Top of Exercise inputs
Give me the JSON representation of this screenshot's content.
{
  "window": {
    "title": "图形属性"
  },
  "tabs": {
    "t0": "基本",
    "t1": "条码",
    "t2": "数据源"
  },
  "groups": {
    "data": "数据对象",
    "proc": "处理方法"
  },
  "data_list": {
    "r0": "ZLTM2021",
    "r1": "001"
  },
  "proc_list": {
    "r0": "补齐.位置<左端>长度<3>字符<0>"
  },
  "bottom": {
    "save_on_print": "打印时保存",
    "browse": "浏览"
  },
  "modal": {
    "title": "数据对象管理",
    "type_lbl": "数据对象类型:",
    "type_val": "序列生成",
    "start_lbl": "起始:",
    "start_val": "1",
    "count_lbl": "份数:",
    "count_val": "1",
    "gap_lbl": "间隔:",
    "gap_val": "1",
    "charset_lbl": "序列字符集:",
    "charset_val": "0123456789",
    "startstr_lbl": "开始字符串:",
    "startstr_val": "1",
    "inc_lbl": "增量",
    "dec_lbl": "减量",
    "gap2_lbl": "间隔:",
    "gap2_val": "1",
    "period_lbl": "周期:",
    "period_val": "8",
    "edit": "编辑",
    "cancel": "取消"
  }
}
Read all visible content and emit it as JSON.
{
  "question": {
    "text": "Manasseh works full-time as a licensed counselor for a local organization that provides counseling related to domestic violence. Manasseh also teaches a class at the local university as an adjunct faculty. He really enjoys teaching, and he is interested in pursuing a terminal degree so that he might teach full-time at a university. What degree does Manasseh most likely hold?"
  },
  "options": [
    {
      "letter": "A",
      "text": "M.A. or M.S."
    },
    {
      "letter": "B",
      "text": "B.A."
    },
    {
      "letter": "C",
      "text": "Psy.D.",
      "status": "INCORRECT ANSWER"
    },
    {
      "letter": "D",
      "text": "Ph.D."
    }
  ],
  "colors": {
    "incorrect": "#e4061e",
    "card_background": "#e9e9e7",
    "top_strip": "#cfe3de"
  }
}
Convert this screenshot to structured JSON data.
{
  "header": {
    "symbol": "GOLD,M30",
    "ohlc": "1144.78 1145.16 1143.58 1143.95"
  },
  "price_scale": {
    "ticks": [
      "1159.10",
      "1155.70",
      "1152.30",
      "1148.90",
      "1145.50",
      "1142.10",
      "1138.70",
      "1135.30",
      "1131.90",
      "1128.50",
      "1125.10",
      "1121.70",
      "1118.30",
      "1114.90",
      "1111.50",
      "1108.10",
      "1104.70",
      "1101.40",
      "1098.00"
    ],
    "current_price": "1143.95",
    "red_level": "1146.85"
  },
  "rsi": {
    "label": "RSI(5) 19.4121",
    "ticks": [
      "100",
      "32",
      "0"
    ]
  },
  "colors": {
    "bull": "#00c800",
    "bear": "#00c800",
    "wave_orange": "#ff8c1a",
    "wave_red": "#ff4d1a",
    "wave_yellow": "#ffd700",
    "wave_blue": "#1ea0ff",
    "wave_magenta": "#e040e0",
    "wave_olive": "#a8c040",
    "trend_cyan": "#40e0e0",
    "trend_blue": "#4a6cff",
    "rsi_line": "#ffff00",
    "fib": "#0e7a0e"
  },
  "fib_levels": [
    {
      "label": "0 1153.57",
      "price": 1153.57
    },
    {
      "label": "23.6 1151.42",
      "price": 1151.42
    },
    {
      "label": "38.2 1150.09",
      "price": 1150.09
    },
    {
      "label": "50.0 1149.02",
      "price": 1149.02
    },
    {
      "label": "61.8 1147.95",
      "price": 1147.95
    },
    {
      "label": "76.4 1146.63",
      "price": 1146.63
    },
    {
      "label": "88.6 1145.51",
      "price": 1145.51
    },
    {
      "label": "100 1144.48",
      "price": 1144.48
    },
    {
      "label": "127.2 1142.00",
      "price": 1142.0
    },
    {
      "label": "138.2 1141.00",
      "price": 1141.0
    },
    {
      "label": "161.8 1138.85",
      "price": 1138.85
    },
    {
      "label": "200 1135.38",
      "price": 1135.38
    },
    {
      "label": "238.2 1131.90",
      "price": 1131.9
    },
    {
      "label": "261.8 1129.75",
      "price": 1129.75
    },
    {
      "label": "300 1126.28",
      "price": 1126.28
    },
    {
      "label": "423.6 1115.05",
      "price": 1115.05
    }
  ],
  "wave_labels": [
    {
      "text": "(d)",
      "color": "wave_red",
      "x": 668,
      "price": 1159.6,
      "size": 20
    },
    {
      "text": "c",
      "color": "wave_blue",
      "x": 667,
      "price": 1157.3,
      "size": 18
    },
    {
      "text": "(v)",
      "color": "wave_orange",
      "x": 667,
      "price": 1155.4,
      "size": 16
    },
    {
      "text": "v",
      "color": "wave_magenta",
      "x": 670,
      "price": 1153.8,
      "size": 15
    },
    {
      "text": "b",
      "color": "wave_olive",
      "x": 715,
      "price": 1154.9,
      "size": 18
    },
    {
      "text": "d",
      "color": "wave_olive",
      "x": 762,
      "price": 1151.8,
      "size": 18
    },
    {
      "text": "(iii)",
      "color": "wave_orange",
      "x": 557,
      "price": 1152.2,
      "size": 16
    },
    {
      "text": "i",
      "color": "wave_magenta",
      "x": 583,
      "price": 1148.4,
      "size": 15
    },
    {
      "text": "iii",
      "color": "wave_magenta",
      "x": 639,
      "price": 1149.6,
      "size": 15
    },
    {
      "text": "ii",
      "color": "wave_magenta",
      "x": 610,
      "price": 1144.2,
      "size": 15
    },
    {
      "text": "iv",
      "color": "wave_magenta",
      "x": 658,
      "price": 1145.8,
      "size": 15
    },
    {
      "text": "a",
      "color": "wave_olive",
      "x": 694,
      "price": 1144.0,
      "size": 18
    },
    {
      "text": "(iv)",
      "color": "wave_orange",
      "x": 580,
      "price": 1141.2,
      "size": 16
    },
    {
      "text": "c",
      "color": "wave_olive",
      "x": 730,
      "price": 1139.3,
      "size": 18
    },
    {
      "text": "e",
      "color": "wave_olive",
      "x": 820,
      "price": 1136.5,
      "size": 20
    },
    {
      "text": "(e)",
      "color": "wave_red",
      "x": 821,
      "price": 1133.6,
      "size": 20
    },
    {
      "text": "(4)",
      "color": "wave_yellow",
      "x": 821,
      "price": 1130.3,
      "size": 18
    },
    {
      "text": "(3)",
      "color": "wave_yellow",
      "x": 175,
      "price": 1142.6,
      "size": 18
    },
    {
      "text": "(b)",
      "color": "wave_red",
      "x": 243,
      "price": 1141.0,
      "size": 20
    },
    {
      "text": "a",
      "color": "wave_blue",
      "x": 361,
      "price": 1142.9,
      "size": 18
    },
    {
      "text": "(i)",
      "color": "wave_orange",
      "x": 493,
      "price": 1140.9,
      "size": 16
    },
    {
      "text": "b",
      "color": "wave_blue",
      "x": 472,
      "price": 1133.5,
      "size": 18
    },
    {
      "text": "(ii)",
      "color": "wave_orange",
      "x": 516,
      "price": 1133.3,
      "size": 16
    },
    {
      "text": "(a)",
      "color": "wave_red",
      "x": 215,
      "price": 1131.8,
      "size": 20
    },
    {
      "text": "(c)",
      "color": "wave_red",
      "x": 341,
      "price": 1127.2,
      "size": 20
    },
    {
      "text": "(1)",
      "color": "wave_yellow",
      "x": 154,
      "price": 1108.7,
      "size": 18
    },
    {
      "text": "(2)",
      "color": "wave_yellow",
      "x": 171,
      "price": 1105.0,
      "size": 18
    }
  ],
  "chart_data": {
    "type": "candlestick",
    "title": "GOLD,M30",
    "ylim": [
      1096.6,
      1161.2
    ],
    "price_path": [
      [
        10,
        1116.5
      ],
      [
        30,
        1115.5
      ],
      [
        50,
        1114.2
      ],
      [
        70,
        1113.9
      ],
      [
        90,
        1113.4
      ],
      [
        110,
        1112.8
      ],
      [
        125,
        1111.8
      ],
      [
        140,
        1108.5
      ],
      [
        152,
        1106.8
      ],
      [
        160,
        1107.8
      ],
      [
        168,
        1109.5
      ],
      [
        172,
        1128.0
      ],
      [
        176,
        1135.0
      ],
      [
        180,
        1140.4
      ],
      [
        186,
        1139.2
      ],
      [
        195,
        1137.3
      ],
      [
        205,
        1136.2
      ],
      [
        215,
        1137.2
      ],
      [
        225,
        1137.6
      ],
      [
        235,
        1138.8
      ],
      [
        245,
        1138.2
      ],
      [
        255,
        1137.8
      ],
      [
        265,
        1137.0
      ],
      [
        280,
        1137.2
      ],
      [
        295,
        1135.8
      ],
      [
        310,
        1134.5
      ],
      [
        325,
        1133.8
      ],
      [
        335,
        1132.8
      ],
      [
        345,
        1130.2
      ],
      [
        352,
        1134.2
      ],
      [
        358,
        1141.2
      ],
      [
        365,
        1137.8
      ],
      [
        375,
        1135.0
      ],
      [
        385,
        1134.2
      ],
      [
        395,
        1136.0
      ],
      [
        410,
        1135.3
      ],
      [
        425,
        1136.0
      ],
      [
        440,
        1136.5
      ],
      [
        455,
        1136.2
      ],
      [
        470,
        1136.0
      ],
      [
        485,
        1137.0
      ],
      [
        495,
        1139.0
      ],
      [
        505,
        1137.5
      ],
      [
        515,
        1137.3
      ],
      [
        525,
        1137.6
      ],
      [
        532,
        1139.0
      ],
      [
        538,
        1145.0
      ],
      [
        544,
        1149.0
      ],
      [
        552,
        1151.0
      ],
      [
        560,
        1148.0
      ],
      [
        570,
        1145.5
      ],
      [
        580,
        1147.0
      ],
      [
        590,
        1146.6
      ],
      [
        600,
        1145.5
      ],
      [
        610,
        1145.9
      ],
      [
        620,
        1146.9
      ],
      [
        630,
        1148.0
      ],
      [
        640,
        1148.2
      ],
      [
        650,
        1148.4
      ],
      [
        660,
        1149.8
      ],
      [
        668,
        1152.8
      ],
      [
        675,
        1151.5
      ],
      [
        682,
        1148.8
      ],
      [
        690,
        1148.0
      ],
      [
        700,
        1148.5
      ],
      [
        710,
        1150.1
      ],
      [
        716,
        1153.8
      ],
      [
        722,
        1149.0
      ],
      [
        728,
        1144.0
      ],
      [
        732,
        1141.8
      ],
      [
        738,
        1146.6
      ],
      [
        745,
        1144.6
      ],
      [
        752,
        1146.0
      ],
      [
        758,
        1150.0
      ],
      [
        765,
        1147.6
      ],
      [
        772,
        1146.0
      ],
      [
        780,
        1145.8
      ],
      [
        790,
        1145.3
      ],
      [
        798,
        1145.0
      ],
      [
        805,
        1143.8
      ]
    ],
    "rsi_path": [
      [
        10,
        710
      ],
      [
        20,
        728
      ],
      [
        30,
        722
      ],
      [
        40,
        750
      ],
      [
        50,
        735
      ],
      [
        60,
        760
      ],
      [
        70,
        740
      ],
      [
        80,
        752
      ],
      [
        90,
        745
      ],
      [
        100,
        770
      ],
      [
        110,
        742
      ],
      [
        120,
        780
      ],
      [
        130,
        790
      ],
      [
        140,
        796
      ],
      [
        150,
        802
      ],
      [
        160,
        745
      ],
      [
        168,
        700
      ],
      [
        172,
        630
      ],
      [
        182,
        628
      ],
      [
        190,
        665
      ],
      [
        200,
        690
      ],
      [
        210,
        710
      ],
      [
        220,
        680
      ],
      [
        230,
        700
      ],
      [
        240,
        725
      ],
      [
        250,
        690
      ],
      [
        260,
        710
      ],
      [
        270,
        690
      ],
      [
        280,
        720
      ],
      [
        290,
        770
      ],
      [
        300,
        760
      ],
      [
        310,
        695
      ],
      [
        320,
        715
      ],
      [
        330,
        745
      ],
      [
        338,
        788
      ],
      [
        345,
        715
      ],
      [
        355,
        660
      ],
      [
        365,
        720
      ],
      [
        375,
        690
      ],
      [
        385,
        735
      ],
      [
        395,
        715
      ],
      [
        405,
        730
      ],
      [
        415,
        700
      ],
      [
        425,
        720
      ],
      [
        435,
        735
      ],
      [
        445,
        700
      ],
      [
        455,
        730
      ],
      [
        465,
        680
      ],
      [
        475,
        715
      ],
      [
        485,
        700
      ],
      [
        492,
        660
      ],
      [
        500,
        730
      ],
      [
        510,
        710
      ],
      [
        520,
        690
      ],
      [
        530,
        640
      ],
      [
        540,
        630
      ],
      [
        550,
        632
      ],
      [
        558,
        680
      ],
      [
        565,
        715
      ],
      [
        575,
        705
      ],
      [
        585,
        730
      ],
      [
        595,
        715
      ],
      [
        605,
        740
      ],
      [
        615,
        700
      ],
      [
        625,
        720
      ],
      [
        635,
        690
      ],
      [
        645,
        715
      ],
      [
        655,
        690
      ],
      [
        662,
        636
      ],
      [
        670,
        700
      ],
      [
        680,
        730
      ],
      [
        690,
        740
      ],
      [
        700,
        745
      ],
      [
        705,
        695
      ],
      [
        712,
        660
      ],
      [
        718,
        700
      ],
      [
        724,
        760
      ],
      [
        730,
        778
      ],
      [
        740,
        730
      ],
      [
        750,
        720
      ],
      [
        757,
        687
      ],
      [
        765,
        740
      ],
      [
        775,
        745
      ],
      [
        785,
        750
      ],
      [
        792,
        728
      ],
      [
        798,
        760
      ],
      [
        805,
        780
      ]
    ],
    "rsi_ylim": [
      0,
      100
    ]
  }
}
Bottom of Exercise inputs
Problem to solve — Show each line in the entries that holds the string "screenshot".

Result of the task —
Give me the JSON representation of this screenshot's content.
Convert this screenshot to structured JSON data.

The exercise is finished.